Grass-fed and antibiotic- and growth-hormone-free cattle at Kookoolan Farm in Yamhill, Ore., in April. (Don Ryan/Associated Press)

OVER THE decades that bacteria have been exposed to antibiotics, they evolved methods to resist the drugs, creating a serious problem for modern medicine. Without antibiotics, some illnesses may become untreatable. Unfortunately, antibiotics have been badly overused both for people and in animal agriculture. Recent research shows that bacteria can share their resistance skills with other bacteria through mobile genes. The news out of China and Denmark in recent weeks has been disturbing.

On Nov. 18, Chinese researchers reported discovery of a “major increase” in resistance to the antibiotic colistin. While a relatively old antibiotic with side effects, colistin has been in demand as a last-resort antibiotic when some others failed to work. Colistin is largely used for human health in the United States; if it stops working, that would leave a big hole. The resistance mechanism to colistin was carried on a plasmid, a kind of bus for genetic material, given the designation MCR-1. It sits on a mobile piece of DNA that can be transferred from one bacterium to another.

Then, on Dec. 3, researchers in Denmark reported another shocker. Looking back over the genetic blueprints they had already made of some 3,000 bacteria, they found MCR-1 present in one human patient, from this year, and in five food samples imported from 2012 to 2014. Advances in genomics made this rapid surveillance possible. Although unanswered questions remain, the implication is that the mobile gene conferring resistance to colistin is circling the globe.

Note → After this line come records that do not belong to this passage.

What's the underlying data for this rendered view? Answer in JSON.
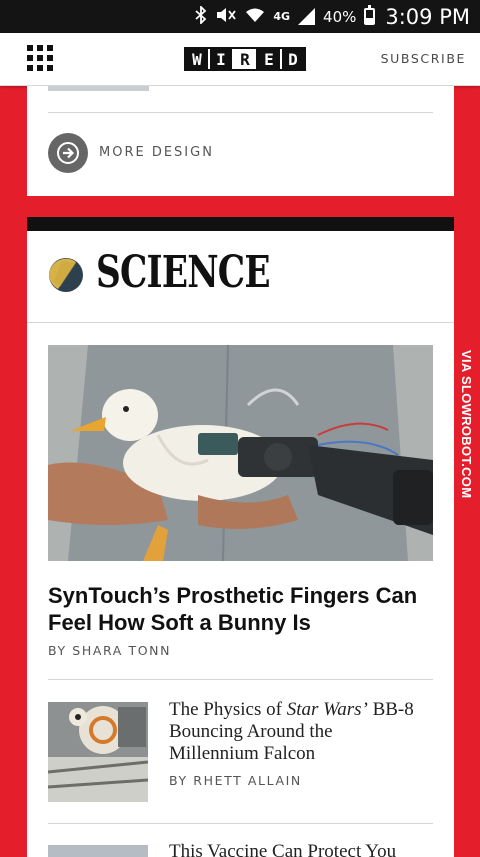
{
  "status_bar": {
    "battery": "40%",
    "time": "3:09 PM",
    "network": "4G"
  },
  "header": {
    "logo_letters": [
      "W",
      "I",
      "R",
      "E",
      "D"
    ],
    "subscribe": "SUBSCRIBE"
  },
  "design_section": {
    "more_label": "MORE DESIGN"
  },
  "science_section": {
    "title": "SCIENCE",
    "lead_story": {
      "headline": "SynTouch’s Prosthetic Fingers Can Feel How Soft a Bunny Is",
      "byline": "BY SHARA TONN"
    },
    "story_2": {
      "headline_pre": "The Physics of ",
      "headline_em": "Star Wars’",
      "headline_post": " BB-8 Bouncing Around the Millennium Falcon",
      "byline": "BY RHETT ALLAIN"
    },
    "story_3": {
      "headline": "This Vaccine Can Protect You"
    }
  },
  "watermark": "VIA SLOWROBOT.COM",
  "colors": {
    "page_background": "#e41e2b",
    "status_bar": "#141414",
    "card": "#ffffff",
    "section_bar": "#111111"
  }
}
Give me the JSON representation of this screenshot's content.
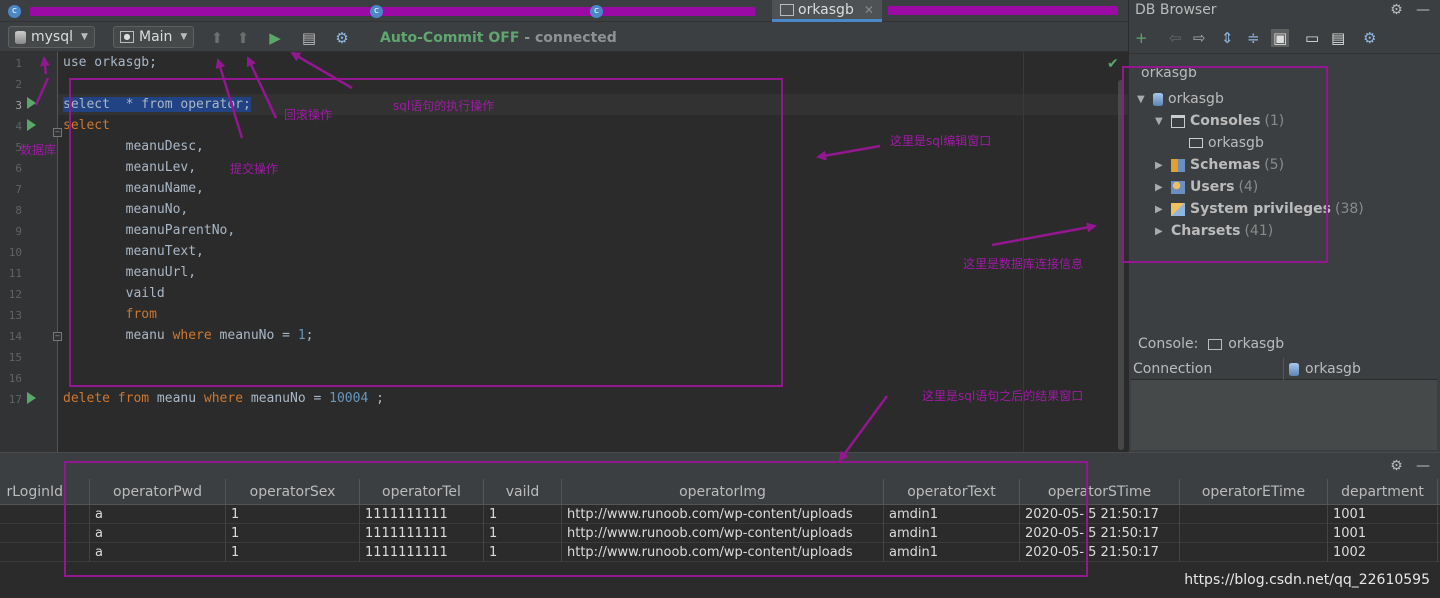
{
  "tabs": {
    "active_label": "orkasgb",
    "c_letter": "c"
  },
  "toolbar": {
    "connection": "mysql",
    "schema": "Main",
    "autocommit": "Auto-Commit OFF",
    "status": " - connected"
  },
  "editor": {
    "lines": [
      {
        "n": "1",
        "html": [
          {
            "t": "use orkasgb;",
            "c": "plain"
          }
        ]
      },
      {
        "n": "2",
        "html": []
      },
      {
        "n": "3",
        "html": [
          {
            "t": "select  * from operator;",
            "c": "sel"
          }
        ]
      },
      {
        "n": "4",
        "html": [
          {
            "t": "select",
            "c": "kw"
          }
        ]
      },
      {
        "n": "5",
        "html": [
          {
            "t": "        meanuDesc,",
            "c": "plain"
          }
        ]
      },
      {
        "n": "6",
        "html": [
          {
            "t": "        meanuLev,",
            "c": "plain"
          }
        ]
      },
      {
        "n": "7",
        "html": [
          {
            "t": "        meanuName,",
            "c": "plain"
          }
        ]
      },
      {
        "n": "8",
        "html": [
          {
            "t": "        meanuNo,",
            "c": "plain"
          }
        ]
      },
      {
        "n": "9",
        "html": [
          {
            "t": "        meanuParentNo,",
            "c": "plain"
          }
        ]
      },
      {
        "n": "10",
        "html": [
          {
            "t": "        meanuText,",
            "c": "plain"
          }
        ]
      },
      {
        "n": "11",
        "html": [
          {
            "t": "        meanuUrl,",
            "c": "plain"
          }
        ]
      },
      {
        "n": "12",
        "html": [
          {
            "t": "        vaild",
            "c": "plain"
          }
        ]
      },
      {
        "n": "13",
        "html": [
          {
            "t": "        ",
            "c": "plain"
          },
          {
            "t": "from",
            "c": "kw"
          }
        ]
      },
      {
        "n": "14",
        "html": [
          {
            "t": "        meanu ",
            "c": "plain"
          },
          {
            "t": "where",
            "c": "kw"
          },
          {
            "t": " meanuNo = ",
            "c": "plain"
          },
          {
            "t": "1",
            "c": "num"
          },
          {
            "t": ";",
            "c": "plain"
          }
        ]
      },
      {
        "n": "15",
        "html": []
      },
      {
        "n": "16",
        "html": []
      },
      {
        "n": "17",
        "html": [
          {
            "t": "delete ",
            "c": "kw"
          },
          {
            "t": "from",
            "c": "kw"
          },
          {
            "t": " meanu ",
            "c": "plain"
          },
          {
            "t": "where",
            "c": "kw"
          },
          {
            "t": " meanuNo = ",
            "c": "plain"
          },
          {
            "t": "10004",
            "c": "num"
          },
          {
            "t": " ;",
            "c": "plain"
          }
        ]
      }
    ]
  },
  "db_browser": {
    "title": "DB Browser",
    "root_label": "orkasgb",
    "tree": [
      {
        "label": "orkasgb",
        "count": "",
        "bold": false
      },
      {
        "label": "Consoles",
        "count": "(1)",
        "bold": true
      },
      {
        "label": "orkasgb",
        "count": "",
        "bold": false
      },
      {
        "label": "Schemas",
        "count": "(5)",
        "bold": true
      },
      {
        "label": "Users",
        "count": "(4)",
        "bold": true
      },
      {
        "label": "System privileges",
        "count": "(38)",
        "bold": true
      },
      {
        "label": "Charsets",
        "count": "(41)",
        "bold": true
      }
    ],
    "console_label": "Console:",
    "console_name": "orkasgb",
    "conn_header": "Connection",
    "conn_value": "orkasgb"
  },
  "results": {
    "columns": [
      "rLoginId",
      "operatorPwd",
      "operatorSex",
      "operatorTel",
      "vaild",
      "operatorImg",
      "operatorText",
      "operatorSTime",
      "operatorETime",
      "department"
    ],
    "rows": [
      [
        "",
        "a",
        "1",
        "1111111111",
        "1",
        "http://www.runoob.com/wp-content/uploads",
        "amdin1",
        "2020-05- 5 21:50:17",
        "",
        "1001"
      ],
      [
        "",
        "a",
        "1",
        "1111111111",
        "1",
        "http://www.runoob.com/wp-content/uploads",
        "amdin1",
        "2020-05- 5 21:50:17",
        "",
        "1001"
      ],
      [
        "",
        "a",
        "1",
        "1111111111",
        "1",
        "http://www.runoob.com/wp-content/uploads",
        "amdin1",
        "2020-05- 5 21:50:17",
        "",
        "1002"
      ]
    ]
  },
  "annotations": {
    "rollback": "回滚操作",
    "execute": "sql语句的执行操作",
    "commit": "提交操作",
    "db": "数据库",
    "editor_window": "这里是sql编辑窗口",
    "conn_info": "这里是数据库连接信息",
    "result_window": "这里是sql语句之后的结果窗口"
  },
  "watermark": "https://blog.csdn.net/qq_22610595",
  "colors": {
    "annotation": "#93178f",
    "keyword": "#cc7832",
    "number": "#6897bb",
    "run": "#59a869",
    "autocommit": "#5fa66f"
  }
}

Antibiotics have long been used to help farm animals grow larger and faster on the same amount of feed, and to prevent disease in a flock or herd. The industry insisted this practice had little overlap with drugs important to human health. But the recent research suggests once again that bacteria in pigs in China can trade mobile resistance genes with a bacteria that might infect a human in the United States or Denmark. The pathways between humans and animals are not entirely clear, but the fact of the exchange of genes that confer resistance capability is significant and has shown up in other research as well. A new report from a United Kingdom group studying antibiotic use on the farm, published Tuesday, declared: “we believe that there is sufficient evidence showing that the world needs to start curtailing the quantities of antimicrobials used in agriculture now.”

Many laudable efforts are underway to reduce the use of antibiotics; agriculture must be an essential part of this effort. The Food and Drug Administration has wisely persuaded drugmakers to end sales of antibiotics that are important to human health for growth promotion in animals by 2016 and strengthened veterinary oversight. However, the FDA will continue to permit the use of some antibiotics for disease prevention in animals that are not sick, and the FDA’s latest data show an uptick in antibiotic use on the farm. More needs to be done to reverse this trend. Antibiotics are a common resource for all humanity. They must be saved from overuse and obsolesence.